  1. frg says:

    I would stand on my uncle’s parked scooter and imitate sounds from the vehicle, when i was around 7-8 year old. I remember clearly, i would ‘honk’ a lot while ‘riding’ the scooter. I observed same behavior with my cousins and friends.
    I still see little kids ‘honking’ while ‘driving’ vehicles.

    Is it the way we are brought up?

  2. Jayaraj Velayudhan says:

    If I were one of the horn-infatuated driver or a taxidriver of Bangalore, I would have answered like this.

    Q:- why is it a few brainless uncivilised people HONK?
    A: – Because I am UNCIVILIZED!!!

    Q:-Can’t you see, the vehicle in front of you can’t even move an inch??
    A:- Can’t you see I can’t see?

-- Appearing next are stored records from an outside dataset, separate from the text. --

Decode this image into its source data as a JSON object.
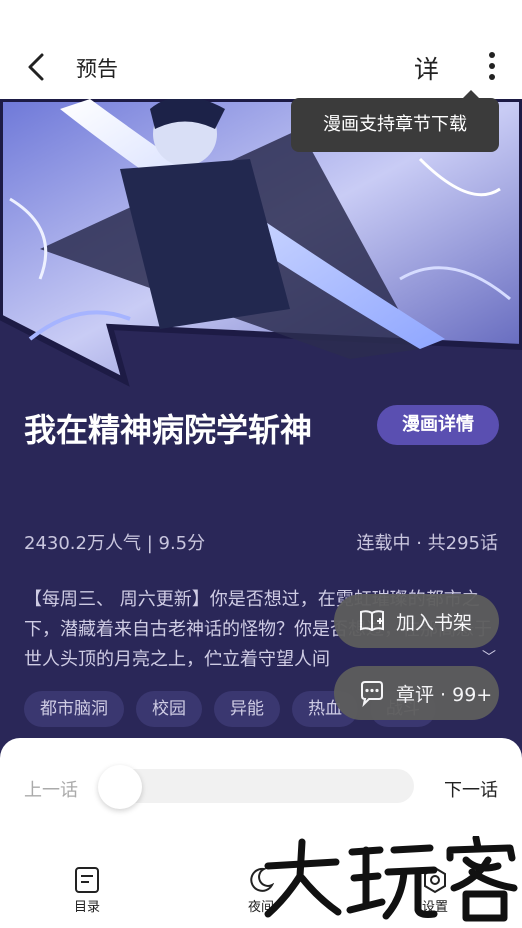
{
  "header": {
    "title": "预告",
    "detail_label": "详"
  },
  "tooltip": {
    "text": "漫画支持章节下载"
  },
  "comic": {
    "title": "我在精神病院学斩神",
    "detail_button": "漫画详情",
    "popularity_rating": "2430.2万人气 | 9.5分",
    "status": "连载中 · 共295话",
    "description": "【每周三、 周六更新】你是否想过，在霓虹璀璨的都市之下，潜藏着来自古老神话的怪物？你是否想过，在那高悬于世人头顶的月亮之上，伫立着守望人间",
    "tags": [
      "都市脑洞",
      "校园",
      "异能",
      "热血",
      "战斗"
    ]
  },
  "floating": {
    "add_shelf": "加入书架",
    "comment": "章评 · 99+"
  },
  "reader_controls": {
    "prev_chapter": "上一话",
    "next_chapter": "下一话",
    "progress": 0
  },
  "bottom_nav": [
    {
      "label": "目录",
      "icon": "list-icon"
    },
    {
      "label": "夜间",
      "icon": "moon-icon"
    },
    {
      "label": "设置",
      "icon": "settings-icon"
    }
  ],
  "watermark": "大玩客",
  "colors": {
    "panel_bg": "#2a2758",
    "accent_button": "#5a4fb1",
    "tooltip_bg": "#3b3b3b",
    "float_button_bg": "#5d5d5d"
  }
}
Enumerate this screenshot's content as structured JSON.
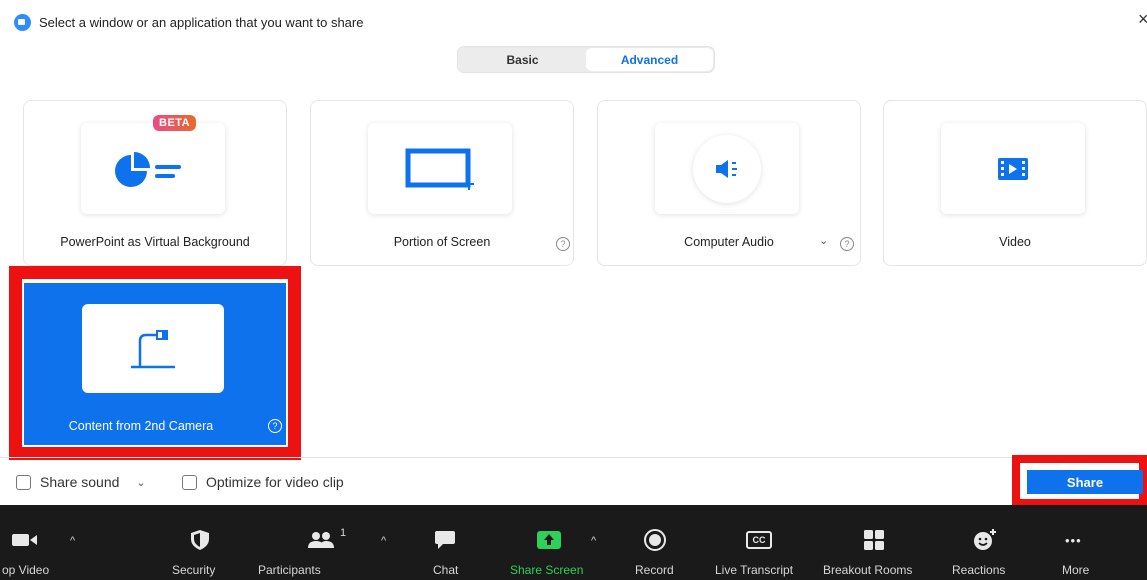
{
  "window": {
    "title": "Select a window or an application that you want to share",
    "close_icon": "×"
  },
  "tabs": [
    {
      "label": "Basic",
      "active": false
    },
    {
      "label": "Advanced",
      "active": true
    }
  ],
  "cards": [
    {
      "label": "PowerPoint as Virtual Background",
      "badge": "BETA",
      "icon": "powerpoint-pie-icon"
    },
    {
      "label": "Portion of Screen",
      "icon": "portion-screen-icon",
      "help": "?"
    },
    {
      "label": "Computer Audio",
      "icon": "speaker-icon",
      "help": "?",
      "chevron": "⌄"
    },
    {
      "label": "Video",
      "icon": "film-icon"
    },
    {
      "label": "Content from 2nd Camera",
      "icon": "document-camera-icon",
      "help": "?",
      "selected": true
    }
  ],
  "options": {
    "share_sound": "Share sound",
    "share_sound_chevron": "⌄",
    "optimize_video": "Optimize for video clip"
  },
  "share_button": "Share",
  "toolbar": [
    {
      "label": "op Video",
      "icon": "video-camera-icon",
      "caret": "^"
    },
    {
      "label": "Security",
      "icon": "shield-icon"
    },
    {
      "label": "Participants",
      "icon": "participants-icon",
      "count": "1",
      "caret": "^"
    },
    {
      "label": "Chat",
      "icon": "chat-icon"
    },
    {
      "label": "Share Screen",
      "icon": "share-screen-icon",
      "caret": "^"
    },
    {
      "label": "Record",
      "icon": "record-icon"
    },
    {
      "label": "Live Transcript",
      "icon": "cc-icon",
      "icon_text": "CC"
    },
    {
      "label": "Breakout Rooms",
      "icon": "breakout-rooms-icon"
    },
    {
      "label": "Reactions",
      "icon": "reactions-icon"
    },
    {
      "label": "More",
      "icon": "more-icon",
      "icon_text": "•••"
    }
  ],
  "colors": {
    "accent": "#0e72ed",
    "highlight": "#ee1111",
    "share_green": "#2fd05a",
    "toolbar_bg": "#1a1a1a"
  }
}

    Q:-what can you achieve in those few secs?
    A:- What I achieve as an uncivilized guy is different from what you achieve as a civilized citizen-
    Why else do you call me an uncivilized driver?

    Q:- can’t people have enough sense to see once the signal turns green, the vehicles in front of them will obviously MOVE?
    A:- I only have “common sense”, which forces me to to honk when I see the Ornage. I must be educated and civilized not to do so, which I am not. I was driving tractors before I got qualified by your RTOs to drive Taxis. Do you have an education system which teaches me how to do civilzed driving?

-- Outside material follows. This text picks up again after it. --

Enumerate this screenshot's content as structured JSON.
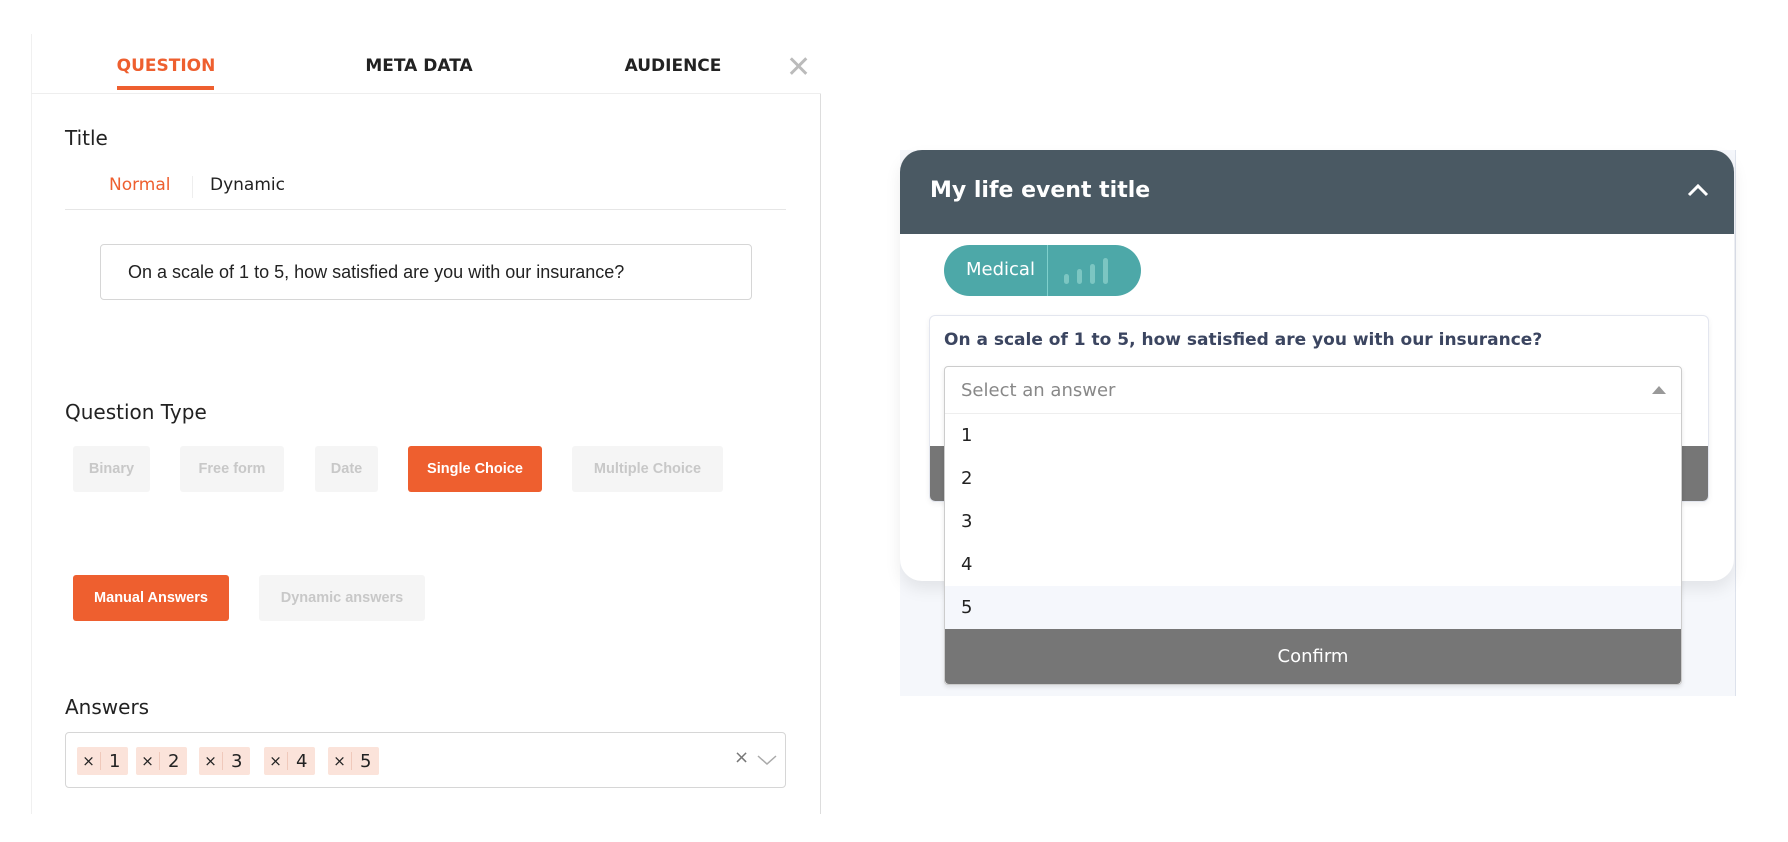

    Q:-Why are these horn-infatuated people adding stress to their already stressed out day?
    A:- That is the mechanism by which I remain uncivilized in the society.
    In this way, I do not have to look in to the crime record of the candidates before voting for them to power. As long as they are in power I can honk.

    Finally – If you would like to take an advice, not mine, but of trader-philosopher by name Nassim Nicholas Taleb, please read the book “Fooled by Randomness”

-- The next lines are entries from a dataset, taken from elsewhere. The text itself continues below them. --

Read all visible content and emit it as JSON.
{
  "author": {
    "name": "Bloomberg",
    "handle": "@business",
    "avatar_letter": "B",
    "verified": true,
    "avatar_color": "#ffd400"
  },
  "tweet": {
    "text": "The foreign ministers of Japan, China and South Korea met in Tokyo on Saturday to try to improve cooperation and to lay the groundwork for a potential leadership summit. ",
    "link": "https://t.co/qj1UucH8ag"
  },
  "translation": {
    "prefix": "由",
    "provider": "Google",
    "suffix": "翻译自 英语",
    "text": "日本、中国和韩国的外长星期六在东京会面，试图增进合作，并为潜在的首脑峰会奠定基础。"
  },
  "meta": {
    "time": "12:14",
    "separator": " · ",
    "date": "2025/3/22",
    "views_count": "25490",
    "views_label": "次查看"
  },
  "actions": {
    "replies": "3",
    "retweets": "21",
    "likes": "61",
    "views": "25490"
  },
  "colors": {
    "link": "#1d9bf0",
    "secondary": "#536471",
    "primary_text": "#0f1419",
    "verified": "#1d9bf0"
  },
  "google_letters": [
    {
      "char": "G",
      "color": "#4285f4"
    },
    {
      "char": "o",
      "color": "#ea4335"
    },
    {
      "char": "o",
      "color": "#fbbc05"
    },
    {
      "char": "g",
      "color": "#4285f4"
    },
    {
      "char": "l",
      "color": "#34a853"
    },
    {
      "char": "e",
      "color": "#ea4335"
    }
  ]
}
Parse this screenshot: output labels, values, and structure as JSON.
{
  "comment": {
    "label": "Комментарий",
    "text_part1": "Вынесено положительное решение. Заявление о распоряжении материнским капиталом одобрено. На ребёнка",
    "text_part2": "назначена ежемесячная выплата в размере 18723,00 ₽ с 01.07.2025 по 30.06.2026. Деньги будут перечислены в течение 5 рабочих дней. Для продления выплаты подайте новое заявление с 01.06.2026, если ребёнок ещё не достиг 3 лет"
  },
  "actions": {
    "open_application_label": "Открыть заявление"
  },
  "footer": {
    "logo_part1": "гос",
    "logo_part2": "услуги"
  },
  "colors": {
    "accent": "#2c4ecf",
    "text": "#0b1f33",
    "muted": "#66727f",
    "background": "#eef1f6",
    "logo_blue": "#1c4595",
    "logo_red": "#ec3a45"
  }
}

    A good review is here

  3. Rajangam says:

    It is true that we indians have a penchant for honking irrespective whether it is going to help drive. I have been driven to my office regularly for the past 25 years from Jayanagar to Old airport road. I once told my driver if he drives me home without honking once, I will give him Rs.50/. But to my amazement he simply told me that from tomorrow onwards I can find another driver . So it is in the blood to honk while driving. Rajangam

Leave a Reply

Your email address will not be published. Required fields are marked *

This site uses Akismet to reduce spam. Learn how your comment data is processed.

Similar Story

Unsafe spots, weak policing, poor support for violence victims: Safety audit reveals issues

The audit conducted by women in resettlement sites in Chennai recommends better coordination between government departments.

In recent years, the resettlement sites in Chennai have become areas of concern due to many infrastructure and safety challenges affecting their residents. People in resettlement sites like Perumbakkam, Semmencherry, Kannagi Nagar, and other places grapple with problems of inadequate water supply, deteriorating housing quality, insufficient police presence, lack of streetlights and so on. In Part 2 of the two-part series on women-led safety audits of resettlement sites, we look at the findings of the recent audits and recommend improvements and policy changes.         Here are some of the key findings of the safety and infrastructure audits in the resettlement…

Similar Story

Empowering resettled communities through women-led safety audits in Chennai

With more than two lakh people living in resettlement sites in Chennai and beyond, there are concerns about their safety and access to facilities.

Safety is a fundamental necessity for all, particularly for women, children, young people, elders, persons with disabilities, gender-diverse groups, and other vulnerable sections of society. This basic need fosters a sense of inclusion and enables active participation in family, community, and societal activities. Enhanced safety promotes mobility, physical and mental wellness, employability and financial independence. It supports autonomy in decision-making, including decisions related to reproductive health. It also encourages increased social engagement and participation in governance. Improved safety in personal, professional, and community spaces works as a catalyst for empowerment and reduces systemic gender disparities. In Part 1 of a…